It’s a Monday. Drinking my coffee and in my email is the weekly update from mdwebpro.com. There is a new listing on one of the MD rating sites. I groan inwardly. By working hard to maintain patient-physician partnerships it’s easy to fall into the trap of believing it’s possible to please everyone. When staying abreast of new developments in one’s profession and practicing evidence-based medicine where it is appropriate, one thinks the bases are covered. Staying on time in order to avoid wasting my patients’ time is a priority. Encouraging patients to use exercise and dietary changes to control and reduce the development of life-threatening illnesses isn’t what every patient wants to hear though. And let’s face it, I am human. Sometimes when I see patients, it’s with exhaustion. Sometimes it’s necessary for me to get to a meeting or go home in time to take care of something. None-the-less I try very hard not to allow my impatience to show in the exam room, that’s unprofessional. But this morning there is the knowledge that patients generally don’t post online reviews unless they are unhappy gnawing in my brain. Sometimes I ask patients to review us, but I haven’t done that recently. Indeed the review is terrible. I recognize the name of the individual who posted it and am somewhat surprised. They’ve been a patient for 10 years. It is a sad commentary on our medical relationship that after knowing someone for 10 years there isn’t enough of a comfort level to bring concerns to me instead of writing it in public. I look at the interaction in the EHR. Nothing jumps out at me, it was not a day I was rushed, there was discussion about an unexpected medication cost. What am I missing? How did the interaction go badly and I missed it? My office manager will reach out to the patient and ask questions. Hopefully this will improve our care (the staff was rude too, according to the review, so that may have set the stage for my failure).
Intellectually I know that the great majority of my patients are satisfied with my care (we’ve done a variety of surveys that tell me that). As written above, it’s important to me to deliver competent care that includes partnering with patients to ensure that their questions and needs are addressed. I think I’m doing the best that is humanly possible and recognize that the human element ensures that I will sometimes fail—despite knowing all this my sleep will be interrupted tonight.
And I guess that’s OK. That’s how we improve our skills.by
Sleepily perusing a blog post I read, “Think about when you’ve been happiest in your life”. The post was about finding happiness and hit close to home as I’ve struggled with how busy my life has become and wondered how satisfied I am in it.
When I am most frenetic and busy, it is not when I’m most happy. As an introvert who has to spend time alone to recharge, I often come home spent. Because of that, I don’t exercise like I should.
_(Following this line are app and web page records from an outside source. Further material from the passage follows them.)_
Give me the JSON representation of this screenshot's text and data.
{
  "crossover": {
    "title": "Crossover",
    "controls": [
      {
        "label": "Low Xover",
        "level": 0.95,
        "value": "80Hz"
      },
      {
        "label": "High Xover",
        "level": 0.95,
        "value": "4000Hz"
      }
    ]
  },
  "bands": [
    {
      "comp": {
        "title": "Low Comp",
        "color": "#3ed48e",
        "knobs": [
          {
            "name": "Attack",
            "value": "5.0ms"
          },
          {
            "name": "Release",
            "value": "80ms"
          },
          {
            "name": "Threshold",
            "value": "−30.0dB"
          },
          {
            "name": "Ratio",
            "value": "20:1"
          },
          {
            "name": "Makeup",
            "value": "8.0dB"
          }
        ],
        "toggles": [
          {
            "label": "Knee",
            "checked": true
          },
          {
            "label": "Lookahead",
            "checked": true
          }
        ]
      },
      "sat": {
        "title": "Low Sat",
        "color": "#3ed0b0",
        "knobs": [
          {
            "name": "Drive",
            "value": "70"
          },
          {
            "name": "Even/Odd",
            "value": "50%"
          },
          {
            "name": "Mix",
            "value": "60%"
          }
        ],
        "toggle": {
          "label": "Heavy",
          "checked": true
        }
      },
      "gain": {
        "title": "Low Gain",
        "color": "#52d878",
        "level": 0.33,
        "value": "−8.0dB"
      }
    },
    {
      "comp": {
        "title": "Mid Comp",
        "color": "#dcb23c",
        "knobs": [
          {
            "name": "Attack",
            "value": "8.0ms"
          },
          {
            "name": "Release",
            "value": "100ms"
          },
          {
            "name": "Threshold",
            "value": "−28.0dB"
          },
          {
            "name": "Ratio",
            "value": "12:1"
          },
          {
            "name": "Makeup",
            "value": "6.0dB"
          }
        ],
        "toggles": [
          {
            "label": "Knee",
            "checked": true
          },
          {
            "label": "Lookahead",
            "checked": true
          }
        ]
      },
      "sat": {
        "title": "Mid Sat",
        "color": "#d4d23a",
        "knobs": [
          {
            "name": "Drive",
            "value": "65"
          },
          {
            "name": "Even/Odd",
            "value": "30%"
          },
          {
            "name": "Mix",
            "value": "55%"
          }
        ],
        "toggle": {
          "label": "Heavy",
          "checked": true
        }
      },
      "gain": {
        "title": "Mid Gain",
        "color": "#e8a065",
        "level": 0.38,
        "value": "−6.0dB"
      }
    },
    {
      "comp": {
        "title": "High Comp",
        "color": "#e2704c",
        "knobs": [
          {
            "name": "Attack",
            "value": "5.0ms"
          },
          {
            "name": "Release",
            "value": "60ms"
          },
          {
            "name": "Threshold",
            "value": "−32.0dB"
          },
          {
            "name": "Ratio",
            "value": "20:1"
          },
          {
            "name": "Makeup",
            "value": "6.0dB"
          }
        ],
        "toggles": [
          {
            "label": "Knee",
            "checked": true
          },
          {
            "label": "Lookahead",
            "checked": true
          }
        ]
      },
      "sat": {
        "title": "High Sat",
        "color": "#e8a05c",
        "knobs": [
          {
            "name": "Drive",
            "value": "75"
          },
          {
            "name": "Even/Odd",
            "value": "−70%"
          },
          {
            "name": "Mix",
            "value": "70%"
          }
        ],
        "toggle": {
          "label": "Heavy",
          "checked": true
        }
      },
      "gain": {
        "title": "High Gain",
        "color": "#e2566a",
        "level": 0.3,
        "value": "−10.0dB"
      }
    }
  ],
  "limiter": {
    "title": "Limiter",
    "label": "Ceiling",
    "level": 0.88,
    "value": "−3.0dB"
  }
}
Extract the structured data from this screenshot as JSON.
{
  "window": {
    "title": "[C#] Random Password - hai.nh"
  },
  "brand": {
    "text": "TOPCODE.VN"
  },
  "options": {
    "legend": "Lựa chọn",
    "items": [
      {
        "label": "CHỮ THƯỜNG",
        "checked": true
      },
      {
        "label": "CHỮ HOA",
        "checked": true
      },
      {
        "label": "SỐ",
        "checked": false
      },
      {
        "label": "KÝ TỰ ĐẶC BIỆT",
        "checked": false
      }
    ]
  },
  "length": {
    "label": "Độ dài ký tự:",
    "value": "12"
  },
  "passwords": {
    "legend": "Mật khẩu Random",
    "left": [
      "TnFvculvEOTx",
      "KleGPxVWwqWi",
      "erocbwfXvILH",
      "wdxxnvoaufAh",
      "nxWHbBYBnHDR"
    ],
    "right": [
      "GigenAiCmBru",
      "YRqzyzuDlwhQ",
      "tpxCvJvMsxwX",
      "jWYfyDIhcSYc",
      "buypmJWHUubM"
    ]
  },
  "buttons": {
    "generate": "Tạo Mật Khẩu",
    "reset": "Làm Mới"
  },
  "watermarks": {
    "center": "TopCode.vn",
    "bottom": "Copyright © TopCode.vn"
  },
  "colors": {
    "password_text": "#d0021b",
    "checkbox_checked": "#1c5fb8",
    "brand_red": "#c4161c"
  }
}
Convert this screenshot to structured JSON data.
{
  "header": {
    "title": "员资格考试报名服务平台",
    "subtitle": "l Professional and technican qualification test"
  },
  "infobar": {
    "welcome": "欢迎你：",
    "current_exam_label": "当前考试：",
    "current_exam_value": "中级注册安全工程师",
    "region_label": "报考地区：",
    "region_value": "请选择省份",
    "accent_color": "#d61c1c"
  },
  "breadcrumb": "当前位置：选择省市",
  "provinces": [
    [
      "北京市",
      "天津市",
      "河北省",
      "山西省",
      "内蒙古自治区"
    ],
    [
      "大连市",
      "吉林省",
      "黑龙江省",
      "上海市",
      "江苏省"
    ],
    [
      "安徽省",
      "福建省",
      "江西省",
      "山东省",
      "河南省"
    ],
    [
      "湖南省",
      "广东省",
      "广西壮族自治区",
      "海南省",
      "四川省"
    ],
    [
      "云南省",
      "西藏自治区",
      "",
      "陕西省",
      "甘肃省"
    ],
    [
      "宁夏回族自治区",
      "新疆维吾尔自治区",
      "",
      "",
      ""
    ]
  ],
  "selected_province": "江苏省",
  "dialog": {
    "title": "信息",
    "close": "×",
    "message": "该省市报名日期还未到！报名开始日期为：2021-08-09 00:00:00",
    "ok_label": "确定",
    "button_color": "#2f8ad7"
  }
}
Intellectually I understand that if I exercised more, my energy levels would recharge better.
Between the morning coffee and my thoughts, my brain awakens and uses the moment as a stepping stone to consider: “what do you want with the last third of your life, what is it that makes you most satisfied?”
Ultimately the question becomes, how does one craft life to increase those moments that give you real joy. After 58 years on this earth I should be able to do that, shouldn’t I?by